Business Faculty Recruitment: The Effects of Full-Time versus Part-Time Employment

Article excerpt

Abstracts

This study addressed faculty recruitment for community colleges, an issue of immediate importance because many faculty hired during the enrollment boom of the 1960's are retiring. The design for this research was a factorial experiment involving a three-way analysis of variance. The participants (N = 136) were randomly selected male (n = 68) and female (n = 68) business professionals completing the MBA degree. The participants role-played the part of applicants for business department faculty positions by rating jobs described in simulated recruitment advertisements. The ANOVA results indicated that both male and female business professionals preferred part-time rather than full-time teaching positions.

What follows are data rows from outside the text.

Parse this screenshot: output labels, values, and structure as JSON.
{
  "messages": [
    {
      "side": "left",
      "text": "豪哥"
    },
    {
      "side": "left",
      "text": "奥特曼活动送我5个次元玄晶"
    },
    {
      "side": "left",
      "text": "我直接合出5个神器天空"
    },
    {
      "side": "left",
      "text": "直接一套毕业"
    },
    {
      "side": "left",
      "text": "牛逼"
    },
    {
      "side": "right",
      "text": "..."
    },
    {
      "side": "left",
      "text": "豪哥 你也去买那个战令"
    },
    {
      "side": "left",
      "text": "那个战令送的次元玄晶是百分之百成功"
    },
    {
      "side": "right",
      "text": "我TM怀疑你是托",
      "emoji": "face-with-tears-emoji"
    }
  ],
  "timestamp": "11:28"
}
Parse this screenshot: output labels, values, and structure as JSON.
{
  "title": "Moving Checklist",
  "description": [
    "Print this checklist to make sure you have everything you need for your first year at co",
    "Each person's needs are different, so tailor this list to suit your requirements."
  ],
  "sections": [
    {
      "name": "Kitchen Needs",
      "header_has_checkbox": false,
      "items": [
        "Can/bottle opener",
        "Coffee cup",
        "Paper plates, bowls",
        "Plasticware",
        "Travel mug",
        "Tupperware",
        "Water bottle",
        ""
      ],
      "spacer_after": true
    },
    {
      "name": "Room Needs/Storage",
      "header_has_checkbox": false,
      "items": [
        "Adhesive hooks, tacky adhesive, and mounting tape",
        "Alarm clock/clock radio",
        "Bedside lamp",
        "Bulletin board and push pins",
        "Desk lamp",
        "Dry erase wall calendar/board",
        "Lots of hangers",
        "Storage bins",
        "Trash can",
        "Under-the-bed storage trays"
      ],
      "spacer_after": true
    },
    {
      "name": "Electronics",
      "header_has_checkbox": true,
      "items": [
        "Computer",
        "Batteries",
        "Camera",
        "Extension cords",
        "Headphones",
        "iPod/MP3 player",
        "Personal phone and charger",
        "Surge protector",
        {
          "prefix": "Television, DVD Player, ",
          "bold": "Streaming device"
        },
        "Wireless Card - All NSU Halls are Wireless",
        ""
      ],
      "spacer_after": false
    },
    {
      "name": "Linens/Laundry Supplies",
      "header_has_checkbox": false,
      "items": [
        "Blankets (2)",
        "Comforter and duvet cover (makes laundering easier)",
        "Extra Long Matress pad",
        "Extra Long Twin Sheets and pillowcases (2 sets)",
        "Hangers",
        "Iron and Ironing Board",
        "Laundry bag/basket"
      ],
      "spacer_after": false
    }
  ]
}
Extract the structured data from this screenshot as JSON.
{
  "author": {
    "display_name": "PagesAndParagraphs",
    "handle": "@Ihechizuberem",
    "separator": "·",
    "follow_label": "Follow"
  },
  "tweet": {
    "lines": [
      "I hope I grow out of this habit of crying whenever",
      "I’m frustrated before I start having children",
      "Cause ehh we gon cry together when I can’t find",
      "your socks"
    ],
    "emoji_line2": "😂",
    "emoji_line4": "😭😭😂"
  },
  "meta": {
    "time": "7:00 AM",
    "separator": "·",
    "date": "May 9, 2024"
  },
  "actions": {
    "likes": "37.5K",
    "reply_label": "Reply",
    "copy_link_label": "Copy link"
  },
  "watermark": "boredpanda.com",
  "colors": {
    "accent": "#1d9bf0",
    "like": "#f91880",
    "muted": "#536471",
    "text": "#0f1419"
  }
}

Implications for recruitment practice and future research are discussed.

Recruitment is a pressing issue for community colleges at this time because many faculty hired during the enrollment boom of the 1960s are retiring (Higgins, Hawthorn, Cape, & Bell, 1994). Also, as noted by Winter and Kjorlien (2000), there is a need for experimental studies, such as the one reported here, because there are few empirical investigations about faculty recruitment in the community college literature. Community college leaders recognize that to deliver high-quality academic programs, colleges must attract capable faculty to carry out the educational mission. It is the faculty who provide the credibility and leadership necessary to build educational programs. The Commission on the Future of Community Colleges (1988) recommended the continual improvement of recruitment practices designed to attract new faculty.

Unfortunately, the officials responsible for recruiting and hiring new faculty do not always give staffing the attention it deserves. Gabert (1994) observed: The employment decision is one of the most important any manager makes, and too little attention is focused on it in most community colleges. Administrators and college governing boards frequently do not place sufficient emphasis on the human resources function. What they fail to realize is that all of their plans for high-quality instruction and student support services will fail unless there are high-quality instructors ... and other employees to implement them. (p. 377)

Too often, recruitment officials underestimate the difficulty of recruiting competent people, and as Rebore (1995) stated, "it is a mistake to assume that the correct mix of people will be available to fill vacancies without making a concerted effort to find the most qualified individuals to fill specific human resource needs" (1995, p. 79). Further, recruitment is a highly competitive enterprise (Barber, 1998; Gabert, 1994; Heneman, Judge, & Heneman, 2000). Because both public and private organizations compete with community colleges to acquire talented human capital (Gibson-Benninger & Ratcliff, 1996; Lawhon & Ennis, 1995), community colleges must develop recruitment programs that can succeed in a competitive labor market.

Finally, despite the importance of recruitment, there have been relatively few empirical studies about the decisions made by job applicants, such as the decisions to apply for the job or accept an interview. The scarcity of empirical studies about applicant decisions is unfortunate because, as Rynes (1991) has noted, "Application decisions are critical to organizations; if individuals do not apply, there will be little opportunity to influence their choices through [subsequent] recruitment activities. However, most recruitment research has been conducted subsequent to the first employment interview. As such, little is known about the determinants of job applicant behaviors." (p. 435)

Stated another way, recruitment is a two-way decision-making process involving decisions made both by organizations selecting new employees and by job applicants pursuing open positions. Attention to the decisions made by job applicants is vital or the hiring process will end in failure. …